Start of Block

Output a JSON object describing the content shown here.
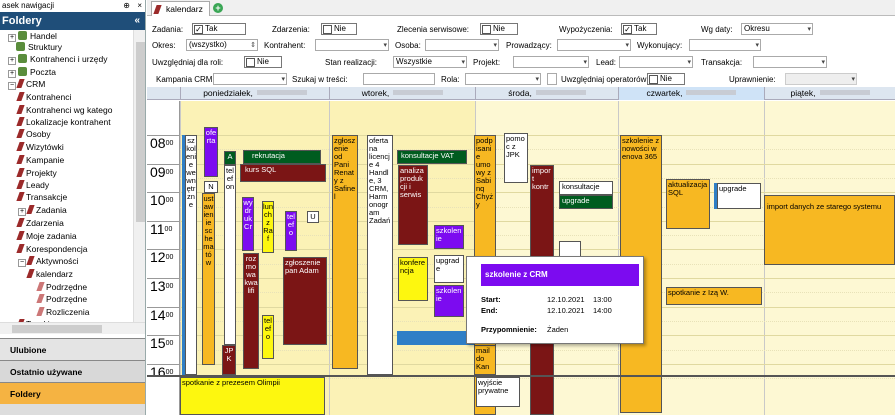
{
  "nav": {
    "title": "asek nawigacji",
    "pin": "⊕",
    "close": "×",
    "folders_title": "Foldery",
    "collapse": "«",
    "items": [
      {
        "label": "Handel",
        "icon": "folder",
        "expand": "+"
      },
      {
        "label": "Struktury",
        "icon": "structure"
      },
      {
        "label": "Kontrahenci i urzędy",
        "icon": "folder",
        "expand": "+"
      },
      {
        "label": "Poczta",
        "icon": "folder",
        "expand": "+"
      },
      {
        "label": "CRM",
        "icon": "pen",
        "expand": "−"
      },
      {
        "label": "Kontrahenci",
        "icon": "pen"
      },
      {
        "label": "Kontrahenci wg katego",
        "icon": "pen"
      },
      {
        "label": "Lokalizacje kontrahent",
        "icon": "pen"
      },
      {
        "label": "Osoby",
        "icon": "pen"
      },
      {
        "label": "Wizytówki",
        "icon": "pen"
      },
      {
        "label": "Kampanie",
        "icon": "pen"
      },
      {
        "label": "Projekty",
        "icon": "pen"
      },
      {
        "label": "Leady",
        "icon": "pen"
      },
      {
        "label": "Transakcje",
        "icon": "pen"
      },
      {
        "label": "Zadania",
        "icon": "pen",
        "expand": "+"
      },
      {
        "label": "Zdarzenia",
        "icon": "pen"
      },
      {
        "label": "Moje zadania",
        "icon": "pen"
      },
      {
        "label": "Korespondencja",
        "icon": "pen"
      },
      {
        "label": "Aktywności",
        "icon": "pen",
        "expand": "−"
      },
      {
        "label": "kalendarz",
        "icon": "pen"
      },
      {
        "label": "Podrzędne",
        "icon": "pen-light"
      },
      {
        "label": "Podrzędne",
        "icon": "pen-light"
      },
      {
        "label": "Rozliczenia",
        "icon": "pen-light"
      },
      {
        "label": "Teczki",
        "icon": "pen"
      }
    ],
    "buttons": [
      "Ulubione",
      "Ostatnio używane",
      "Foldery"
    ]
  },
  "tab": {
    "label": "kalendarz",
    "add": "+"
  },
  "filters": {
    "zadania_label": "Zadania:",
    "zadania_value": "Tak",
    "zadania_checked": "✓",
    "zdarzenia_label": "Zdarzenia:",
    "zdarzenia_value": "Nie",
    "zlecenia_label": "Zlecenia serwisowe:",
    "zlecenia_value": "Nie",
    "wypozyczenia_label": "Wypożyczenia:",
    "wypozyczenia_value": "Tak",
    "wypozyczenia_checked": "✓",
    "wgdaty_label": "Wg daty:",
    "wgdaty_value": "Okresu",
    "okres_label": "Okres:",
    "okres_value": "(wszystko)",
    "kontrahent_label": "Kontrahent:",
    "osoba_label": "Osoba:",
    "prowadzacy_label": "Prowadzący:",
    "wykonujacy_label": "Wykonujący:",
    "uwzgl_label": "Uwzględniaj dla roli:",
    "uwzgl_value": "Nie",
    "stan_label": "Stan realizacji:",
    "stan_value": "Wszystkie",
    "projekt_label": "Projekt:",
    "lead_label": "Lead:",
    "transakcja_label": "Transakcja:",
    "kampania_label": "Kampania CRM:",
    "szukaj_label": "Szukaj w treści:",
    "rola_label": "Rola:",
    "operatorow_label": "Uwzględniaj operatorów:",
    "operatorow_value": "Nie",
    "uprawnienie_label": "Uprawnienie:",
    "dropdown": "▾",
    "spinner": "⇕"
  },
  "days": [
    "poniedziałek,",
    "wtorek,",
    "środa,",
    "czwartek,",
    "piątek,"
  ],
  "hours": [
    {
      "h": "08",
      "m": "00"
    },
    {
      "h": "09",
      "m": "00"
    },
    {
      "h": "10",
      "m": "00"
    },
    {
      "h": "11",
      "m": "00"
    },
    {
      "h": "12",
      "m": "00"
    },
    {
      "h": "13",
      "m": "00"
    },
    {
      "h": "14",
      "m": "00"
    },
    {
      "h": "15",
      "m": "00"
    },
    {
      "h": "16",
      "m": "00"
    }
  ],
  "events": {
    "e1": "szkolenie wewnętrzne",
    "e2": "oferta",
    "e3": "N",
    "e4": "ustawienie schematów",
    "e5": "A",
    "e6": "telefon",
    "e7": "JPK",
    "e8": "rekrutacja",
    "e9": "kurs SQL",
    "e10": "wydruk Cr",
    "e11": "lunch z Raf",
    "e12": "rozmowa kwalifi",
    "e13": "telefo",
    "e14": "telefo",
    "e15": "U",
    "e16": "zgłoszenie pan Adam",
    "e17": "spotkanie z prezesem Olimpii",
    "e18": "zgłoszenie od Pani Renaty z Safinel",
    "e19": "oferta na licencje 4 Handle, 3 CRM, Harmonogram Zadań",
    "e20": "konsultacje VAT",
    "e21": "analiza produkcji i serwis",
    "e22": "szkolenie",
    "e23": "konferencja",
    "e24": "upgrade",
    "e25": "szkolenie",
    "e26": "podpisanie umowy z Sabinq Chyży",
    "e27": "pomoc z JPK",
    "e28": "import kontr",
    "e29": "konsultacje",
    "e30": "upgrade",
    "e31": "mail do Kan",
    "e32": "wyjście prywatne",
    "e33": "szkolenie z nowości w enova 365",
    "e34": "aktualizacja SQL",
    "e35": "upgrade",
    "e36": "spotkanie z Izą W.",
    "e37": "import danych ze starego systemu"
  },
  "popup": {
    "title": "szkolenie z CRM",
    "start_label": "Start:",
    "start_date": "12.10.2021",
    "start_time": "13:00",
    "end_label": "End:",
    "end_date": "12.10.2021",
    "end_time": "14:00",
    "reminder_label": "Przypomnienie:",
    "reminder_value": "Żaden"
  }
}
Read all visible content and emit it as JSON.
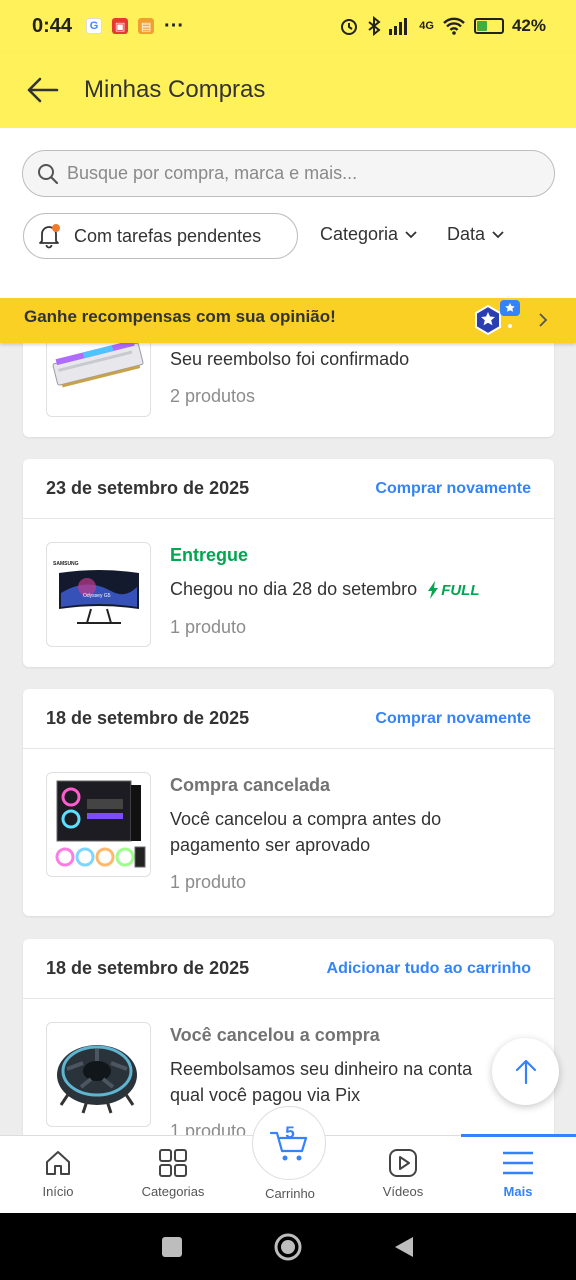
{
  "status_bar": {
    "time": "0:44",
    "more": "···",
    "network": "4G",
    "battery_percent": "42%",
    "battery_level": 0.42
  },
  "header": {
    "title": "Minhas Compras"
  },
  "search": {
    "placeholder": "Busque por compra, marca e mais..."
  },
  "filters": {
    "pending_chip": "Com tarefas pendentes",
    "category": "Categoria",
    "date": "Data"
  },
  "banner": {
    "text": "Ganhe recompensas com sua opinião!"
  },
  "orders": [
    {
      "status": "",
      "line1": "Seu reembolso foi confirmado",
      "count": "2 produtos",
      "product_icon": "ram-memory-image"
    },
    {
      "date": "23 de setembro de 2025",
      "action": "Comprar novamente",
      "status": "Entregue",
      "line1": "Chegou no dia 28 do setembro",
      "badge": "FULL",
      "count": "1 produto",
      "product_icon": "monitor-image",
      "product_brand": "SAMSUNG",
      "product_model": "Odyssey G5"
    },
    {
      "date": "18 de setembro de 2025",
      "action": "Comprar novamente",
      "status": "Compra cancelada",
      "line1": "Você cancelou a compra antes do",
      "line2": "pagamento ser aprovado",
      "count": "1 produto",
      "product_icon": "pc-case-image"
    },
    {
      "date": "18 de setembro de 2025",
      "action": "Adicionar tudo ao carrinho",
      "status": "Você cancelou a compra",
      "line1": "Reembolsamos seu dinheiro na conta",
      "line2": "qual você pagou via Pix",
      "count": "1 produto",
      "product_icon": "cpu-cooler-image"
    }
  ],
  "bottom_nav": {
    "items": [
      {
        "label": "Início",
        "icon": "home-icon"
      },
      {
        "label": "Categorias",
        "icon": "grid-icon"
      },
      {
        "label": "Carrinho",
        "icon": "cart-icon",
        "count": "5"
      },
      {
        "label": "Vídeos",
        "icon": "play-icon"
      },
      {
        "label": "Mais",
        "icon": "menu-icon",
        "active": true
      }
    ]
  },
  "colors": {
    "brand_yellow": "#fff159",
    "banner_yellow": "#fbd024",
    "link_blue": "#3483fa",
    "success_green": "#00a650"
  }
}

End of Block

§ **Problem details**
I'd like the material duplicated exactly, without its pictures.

§ **Answer to the exercise**
Output a JSON object describing the content shown here.
{
  "nav": {
    "title": "asek nawigacji",
    "pin": "⊕",
    "close": "×",
    "folders_title": "Foldery",
    "collapse": "«",
    "items": [
      {
        "label": "Handel",
        "icon": "folder",
        "expand": "+"
      },
      {
        "label": "Struktury",
        "icon": "structure"
      },
      {
        "label": "Kontrahenci i urzędy",
        "icon": "folder",
        "expand": "+"
      },
      {
        "label": "Poczta",
        "icon": "folder",
        "expand": "+"
      },
      {
        "label": "CRM",
        "icon": "pen",
        "expand": "−"
      },
      {
        "label": "Kontrahenci",
        "icon": "pen"
      },
      {
        "label": "Kontrahenci wg katego",
        "icon": "pen"
      },
      {
        "label": "Lokalizacje kontrahent",
        "icon": "pen"
      },
      {
        "label": "Osoby",
        "icon": "pen"
      },
      {
        "label": "Wizytówki",
        "icon": "pen"
      },
      {
        "label": "Kampanie",
        "icon": "pen"
      },
      {
        "label": "Projekty",
        "icon": "pen"
      },
      {
        "label": "Leady",
        "icon": "pen"
      },
      {
        "label": "Transakcje",
        "icon": "pen"
      },
      {
        "label": "Zadania",
        "icon": "pen",
        "expand": "+"
      },
      {
        "label": "Zdarzenia",
        "icon": "pen"
      },
      {
        "label": "Moje zadania",
        "icon": "pen"
      },
      {
        "label": "Korespondencja",
        "icon": "pen"
      },
      {
        "label": "Aktywności",
        "icon": "pen",
        "expand": "−"
      },
      {
        "label": "kalendarz",
        "icon": "pen"
      },
      {
        "label": "Podrzędne",
        "icon": "pen-light"
      },
      {
        "label": "Podrzędne",
        "icon": "pen-light"
      },
      {
        "label": "Rozliczenia",
        "icon": "pen-light"
      },
      {
        "label": "Teczki",
        "icon": "pen"
      }
    ],
    "buttons": [
      "Ulubione",
      "Ostatnio używane",
      "Foldery"
    ]
  },
  "tab": {
    "label": "kalendarz",
    "add": "+"
  },
  "filters": {
    "zadania_label": "Zadania:",
    "zadania_value": "Tak",
    "zadania_checked": "✓",
    "zdarzenia_label": "Zdarzenia:",
    "zdarzenia_value": "Nie",
    "zlecenia_label": "Zlecenia serwisowe:",
    "zlecenia_value": "Nie",
    "wypozyczenia_label": "Wypożyczenia:",
    "wypozyczenia_value": "Tak",
    "wypozyczenia_checked": "✓",
    "wgdaty_label": "Wg daty:",
    "wgdaty_value": "Okresu",
    "okres_label": "Okres:",
    "okres_value": "(wszystko)",
    "kontrahent_label": "Kontrahent:",
    "osoba_label": "Osoba:",
    "prowadzacy_label": "Prowadzący:",
    "wykonujacy_label": "Wykonujący:",
    "uwzgl_label": "Uwzględniaj dla roli:",
    "uwzgl_value": "Nie",
    "stan_label": "Stan realizacji:",
    "stan_value": "Wszystkie",
    "projekt_label": "Projekt:",
    "lead_label": "Lead:",
    "transakcja_label": "Transakcja:",
    "kampania_label": "Kampania CRM:",
    "szukaj_label": "Szukaj w treści:",
    "rola_label": "Rola:",
    "operatorow_label": "Uwzględniaj operatorów:",
    "operatorow_value": "Nie",
    "uprawnienie_label": "Uprawnienie:",
    "dropdown": "▾",
    "spinner": "⇕"
  },
  "days": [
    "poniedziałek,",
    "wtorek,",
    "środa,",
    "czwartek,",
    "piątek,"
  ],
  "hours": [
    {
      "h": "08",
      "m": "00"
    },
    {
      "h": "09",
      "m": "00"
    },
    {
      "h": "10",
      "m": "00"
    },
    {
      "h": "11",
      "m": "00"
    },
    {
      "h": "12",
      "m": "00"
    },
    {
      "h": "13",
      "m": "00"
    },
    {
      "h": "14",
      "m": "00"
    },
    {
      "h": "15",
      "m": "00"
    },
    {
      "h": "16",
      "m": "00"
    }
  ],
  "events": {
    "e1": "szkolenie wewnętrzne",
    "e2": "oferta",
    "e3": "N",
    "e4": "ustawienie schematów",
    "e5": "A",
    "e6": "telefon",
    "e7": "JPK",
    "e8": "rekrutacja",
    "e9": "kurs SQL",
    "e10": "wydruk Cr",
    "e11": "lunch z Raf",
    "e12": "rozmowa kwalifi",
    "e13": "telefo",
    "e14": "telefo",
    "e15": "U",
    "e16": "zgłoszenie pan Adam",
    "e17": "spotkanie z prezesem Olimpii",
    "e18": "zgłoszenie od Pani Renaty z Safinel",
    "e19": "oferta na licencje 4 Handle, 3 CRM, Harmonogram Zadań",
    "e20": "konsultacje VAT",
    "e21": "analiza produkcji i serwis",
    "e22": "szkolenie",
    "e23": "konferencja",
    "e24": "upgrade",
    "e25": "szkolenie",
    "e26": "podpisanie umowy z Sabinq Chyży",
    "e27": "pomoc z JPK",
    "e28": "import kontr",
    "e29": "konsultacje",
    "e30": "upgrade",
    "e31": "mail do Kan",
    "e32": "wyjście prywatne",
    "e33": "szkolenie z nowości w enova 365",
    "e34": "aktualizacja SQL",
    "e35": "upgrade",
    "e36": "spotkanie z Izą W.",
    "e37": "import danych ze starego systemu"
  },
  "popup": {
    "title": "szkolenie z CRM",
    "start_label": "Start:",
    "start_date": "12.10.2021",
    "start_time": "13:00",
    "end_label": "End:",
    "end_date": "12.10.2021",
    "end_time": "14:00",
    "reminder_label": "Przypomnienie:",
    "reminder_value": "Żaden"
  }
}
Read all visible content and emit it as JSON.
{
  "status_bar": {
    "time": "0:44",
    "more": "···",
    "network": "4G",
    "battery_percent": "42%",
    "battery_level": 0.42
  },
  "header": {
    "title": "Minhas Compras"
  },
  "search": {
    "placeholder": "Busque por compra, marca e mais..."
  },
  "filters": {
    "pending_chip": "Com tarefas pendentes",
    "category": "Categoria",
    "date": "Data"
  },
  "banner": {
    "text": "Ganhe recompensas com sua opinião!"
  },
  "orders": [
    {
      "status": "",
      "line1": "Seu reembolso foi confirmado",
      "count": "2 produtos",
      "product_icon": "ram-memory-image"
    },
    {
      "date": "23 de setembro de 2025",
      "action": "Comprar novamente",
      "status": "Entregue",
      "line1": "Chegou no dia 28 do setembro",
      "badge": "FULL",
      "count": "1 produto",
      "product_icon": "monitor-image",
      "product_brand": "SAMSUNG",
      "product_model": "Odyssey G5"
    },
    {
      "date": "18 de setembro de 2025",
      "action": "Comprar novamente",
      "status": "Compra cancelada",
      "line1": "Você cancelou a compra antes do",
      "line2": "pagamento ser aprovado",
      "count": "1 produto",
      "product_icon": "pc-case-image"
    },
    {
      "date": "18 de setembro de 2025",
      "action": "Adicionar tudo ao carrinho",
      "status": "Você cancelou a compra",
      "line1": "Reembolsamos seu dinheiro na conta",
      "line2": "qual você pagou via Pix",
      "count": "1 produto",
      "product_icon": "cpu-cooler-image"
    }
  ],
  "bottom_nav": {
    "items": [
      {
        "label": "Início",
        "icon": "home-icon"
      },
      {
        "label": "Categorias",
        "icon": "grid-icon"
      },
      {
        "label": "Carrinho",
        "icon": "cart-icon",
        "count": "5"
      },
      {
        "label": "Vídeos",
        "icon": "play-icon"
      },
      {
        "label": "Mais",
        "icon": "menu-icon",
        "active": true
      }
    ]
  },
  "colors": {
    "brand_yellow": "#fff159",
    "banner_yellow": "#fbd024",
    "link_blue": "#3483fa",
    "success_green": "#00a650"
  }
}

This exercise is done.